James Levine im Jahr 2007.
© MIGUEL MEDINA
New York – A great music career that came to an unpleasant end: James Levine’s career path can be summed up in this succinct formula. In 2018, the star conductor resigned from the New York Metropolitan Opera after four decades in the wake of violent MeToo allegations against him, which was followed by mutual claims for damages, which were settled out of court in 2019. Now, as has only recently become known, the US maestro died on March 9th in Palm Springs at the age of 77.
As influential as Levine would later become for the music world of the east coast, the curly piano virtuoso, who was born on June 23, 1943, made his debut neither in Boston nor New York, but in 1953 with the Cincinnati Orchestra and thus in his hometown. He learned from the legendary piano teacher Rosina Lhévinne and at the Juilliard School in New York. The Hungarian conductor George Szell brought him to the Cleveland Orchestra, where Levine also taught at the Cleveland Institute of Music (CIM) from 1965 to 1972. The #MeToo allegations from four men ranged from this time to the 1980s. Three of them claimed that Levine first molested them when they were still teenagers.
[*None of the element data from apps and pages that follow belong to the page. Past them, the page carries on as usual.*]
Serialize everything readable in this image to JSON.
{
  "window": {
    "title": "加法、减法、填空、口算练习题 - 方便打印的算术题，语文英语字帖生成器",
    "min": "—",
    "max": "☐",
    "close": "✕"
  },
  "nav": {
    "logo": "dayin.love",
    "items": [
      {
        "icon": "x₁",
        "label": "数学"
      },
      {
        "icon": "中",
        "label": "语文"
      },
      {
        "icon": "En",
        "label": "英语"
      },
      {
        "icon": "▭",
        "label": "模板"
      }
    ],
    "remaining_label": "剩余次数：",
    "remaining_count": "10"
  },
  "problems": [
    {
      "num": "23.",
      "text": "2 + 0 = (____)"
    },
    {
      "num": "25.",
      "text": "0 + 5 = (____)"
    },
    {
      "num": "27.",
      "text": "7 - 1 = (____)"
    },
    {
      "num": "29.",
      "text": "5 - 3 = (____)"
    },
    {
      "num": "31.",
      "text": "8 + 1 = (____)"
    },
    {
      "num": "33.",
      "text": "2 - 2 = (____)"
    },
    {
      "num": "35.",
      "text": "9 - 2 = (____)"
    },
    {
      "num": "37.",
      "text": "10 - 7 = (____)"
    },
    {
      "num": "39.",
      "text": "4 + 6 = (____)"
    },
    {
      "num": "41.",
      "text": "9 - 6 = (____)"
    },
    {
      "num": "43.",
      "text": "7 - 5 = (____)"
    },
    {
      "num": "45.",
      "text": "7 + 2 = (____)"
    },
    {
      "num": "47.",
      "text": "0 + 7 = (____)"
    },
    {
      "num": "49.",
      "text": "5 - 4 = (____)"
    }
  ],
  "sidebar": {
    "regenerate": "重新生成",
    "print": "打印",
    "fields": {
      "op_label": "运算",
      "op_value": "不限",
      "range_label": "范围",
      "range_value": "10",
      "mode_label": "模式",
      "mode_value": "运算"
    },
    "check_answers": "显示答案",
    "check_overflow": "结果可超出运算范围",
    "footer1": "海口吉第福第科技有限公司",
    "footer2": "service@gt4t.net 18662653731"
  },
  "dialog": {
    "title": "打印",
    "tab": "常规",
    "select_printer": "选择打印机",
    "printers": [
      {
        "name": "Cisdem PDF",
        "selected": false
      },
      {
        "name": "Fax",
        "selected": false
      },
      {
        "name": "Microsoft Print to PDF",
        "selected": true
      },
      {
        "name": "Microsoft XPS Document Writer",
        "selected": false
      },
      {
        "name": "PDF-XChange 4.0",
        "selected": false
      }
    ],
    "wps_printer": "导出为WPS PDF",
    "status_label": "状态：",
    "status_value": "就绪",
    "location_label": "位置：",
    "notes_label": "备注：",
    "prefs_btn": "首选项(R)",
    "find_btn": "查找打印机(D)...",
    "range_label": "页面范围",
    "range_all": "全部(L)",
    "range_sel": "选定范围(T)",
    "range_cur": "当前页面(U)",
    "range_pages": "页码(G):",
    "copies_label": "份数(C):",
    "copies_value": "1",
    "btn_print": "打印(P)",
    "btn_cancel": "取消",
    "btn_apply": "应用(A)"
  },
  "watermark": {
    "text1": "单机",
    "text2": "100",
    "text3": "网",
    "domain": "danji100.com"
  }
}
“Levinites” made regulations and oppressed
The “Boston Globe” uncovered the affair after discussions with more than 20 students and ex-colleagues Levines. Levine is said to have prescribed his admirers, known as the “Levinites,” “what they read, how to dress, what to eat, when to sleep – even who they love,” the newspaper wrote. At his home he is said to have subjected her to musical tests and also pushed her to have sex.
The headlines about Levine’s suspension and firing shocked the opera community three years ago. After all, Levine had conducted more than 2,500 performances of 85 operas at the house since his debut in 1971 and was dated in 1983 TimeMagazine was named “America’s Top Maestro” on the front page. Now, together with star tenor Placido Domingo, who gave up his post at the Los Angeles Opera, he became the highest-ranking representative of the classical world, who lost his job in the wake of the #MeToo debate. Not only the Met distanced itself from the conductor, but also the Boston Symphony Orchestra, where Levine was musical director from 2004 to 2011, refrained from engagements.
Not a stranger in Europe either
As influential as Levine was for the music scene in the Big Apple, the maestro was no stranger to Europe either: in addition to his work in New York, he succeeded Sergiu Celibidache from 1999 to 2004 as chief conductor of the Munich Philharmonic. Between 1982 and 1998 he was a frequent guest at the Bayreuth Wagner Festival.
But even then Levine was repeatedly plagued by health problems and conducted last in a wheelchair with the help of two assistants. Now the defining figure of the classic world of the US east coast died in Palm Springs and thus on the west coast – of natural causes, as his doctor confirmed. (APA)